In March and again in April, our blind Springer Spaniel, Sage, experienced what appeared to be a stroke. She could not stand up and her eyes began twitching and moving in various directions. We were able to get her into the vet immediately the first time, and there she stayed for nearly four days. The vet diagnosed her with a common condition in older pets, but one that cannot easily be explained as to its cause. It's called Vestibular Syndrome. There are two types: central vestibular disease and peripheral vestibular disease. Central vestibular disease occurs because of an abnormality in the brain, and peripheral occurs because of an abnormality within the nerves of the inner ear. Peripheral is the most common; one could think of it like a bad case of vertigo. Central vestibular syndrome often occurs due to a tumor on the brain. The onset is sudden and makes an owner think the dog is having a stroke; however, canine strokes are very rare.

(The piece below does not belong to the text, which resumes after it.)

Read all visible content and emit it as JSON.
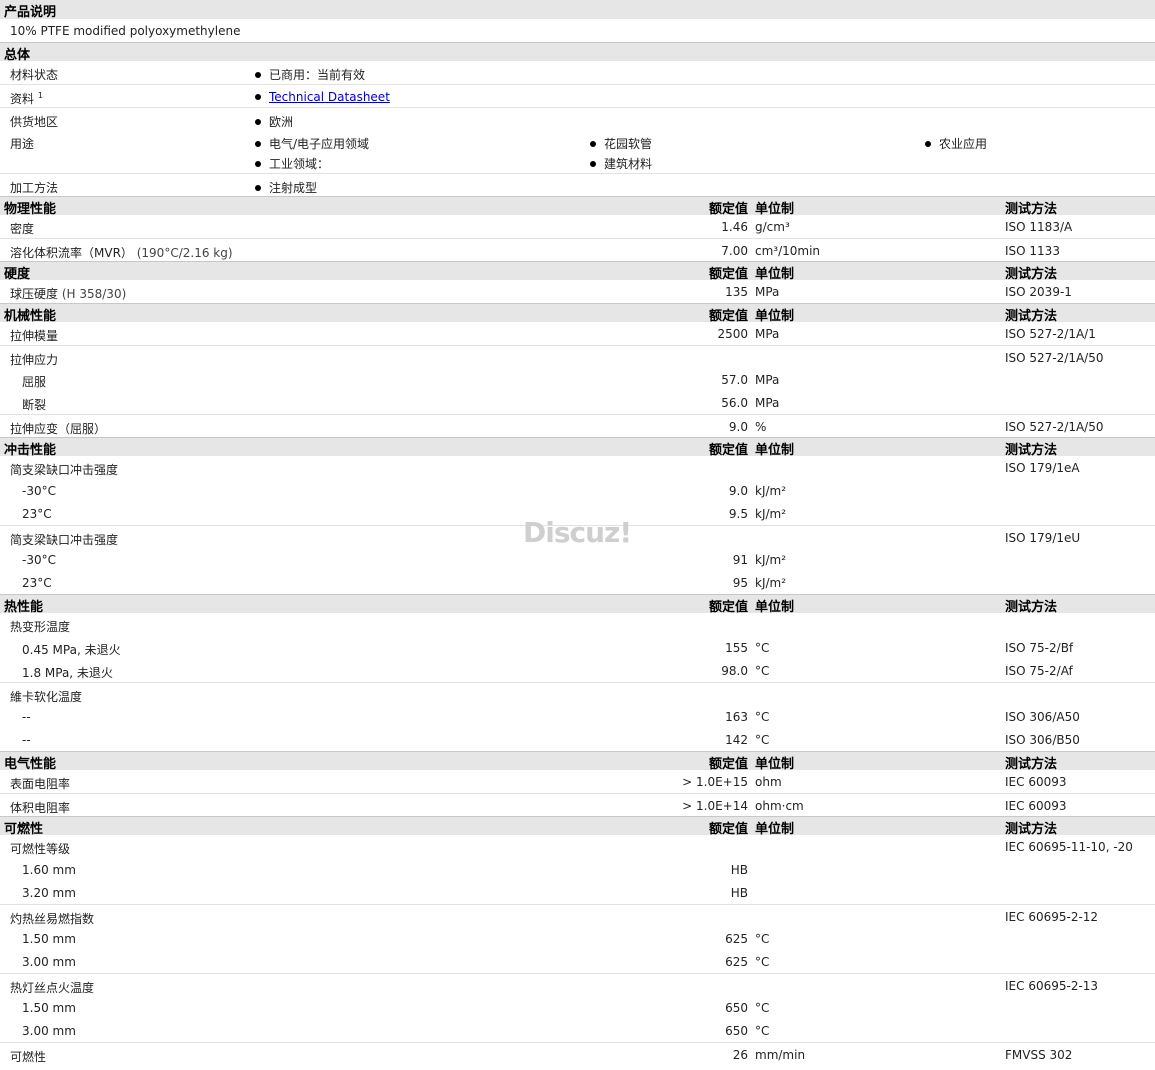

We hoped Sage's condition was the less of two evils, but when she experiened another "episode" in April, basically one month after the first, we began to believe she may have a brain tumor. The only real way to know if that's the case is to have a CATSCAN or MRI done, so we decided to just wait and see if she experienced another episode. The second time she had one, it didn't last as long, and she was at the vet's only for one night. Now it has been nearly two full months since Sage experienced the condition, and she's not had another episode. Therefore, we are believing she has the peripheral syndrome, not the central type. We give her the steriod Predisone two to three times a week; it's one of the meds she was given back in March, and her system seems to tolerate that small dosage, and perhaps it's kept the vestibular disease in check.
According to most vets, the cause of this disease is unknown, and affects dogs ages 12 and older. Sage turns 12 this fall, but with her other physical limitations, it's not hard to conceive she could be affected by this at 11 1/2 years of age.
For an indepth article on vestiublar disease, visit the PetPlace website:
Cody, our Cocker Spaniel, turned 13 in mid-June. During the last week of the month, he became extremely lathargic and stopped eating. I was out of town, so my husband took him to the vet after the second day as Cody appeared weaker. The vet and his staff ran some tests, and diagnosed him with autoimmune hemolytic anemia, a condition in which the dog's immune system attacks its healthy red blood cells. It is a critical situation, but with the proper treatment, not necessarily fatal. Cody spent five days at the vet hospital, being kept quiet (a blood clot could develop which would kill him) and pumped on steriods and other drugs to combat the situation and re-build his red blood cell count. Cocker spaniels are prone to this disease, although according to our vet, it generally occurs in dogs 7 to 10 years old. Other breeds are also susceptible, including poodles, Old English sheepdogs, and Irish setters. Females are twice as likely to get the disease. So, Cody having developed it was somewhat of a surprise.
Prognosis is not great; about 40% of animals do not survive, and the condition usually re-occurs. I'm fortunate that my vet has experience dealing with this disease, but Cody's age is most likely problematic. For more information on this condition, visit
We can feel quite sad when our pets age. As I journey through the aging process of my pets, I am also traveling the road of aging parents. The paths are quite similar. As I await Cody returning home, I am exploring options for my parents, who live 450 miles away, to move closer. On their behalf, I am looking into senior housing in communities closer to where I live (though they have expressed their inclination to move closer, they don't want to live in the same town as I do becasuse they really don't like the town or the area; that, too, will most likely change at least as far as location, but not the "liking" of the location).
I, too, am aging and feeling the physical inadequacies of middle-age. We all go through it, it's a fact of life, but a fact not less challenging, and in many cases, sad. I am thankful I beleive in a better life beyond what I can see and currently physically experience, a wonder-filled special place where neither people nor pets will age, experience health issues or the ultimate "as we know on Earth" death. There is a better home a'waitin' as the old hymn says.
In the meantime, we live, we laugh, we love, we experience, we age. And, we enjoy the good as much as we can. Be blessed along the journey!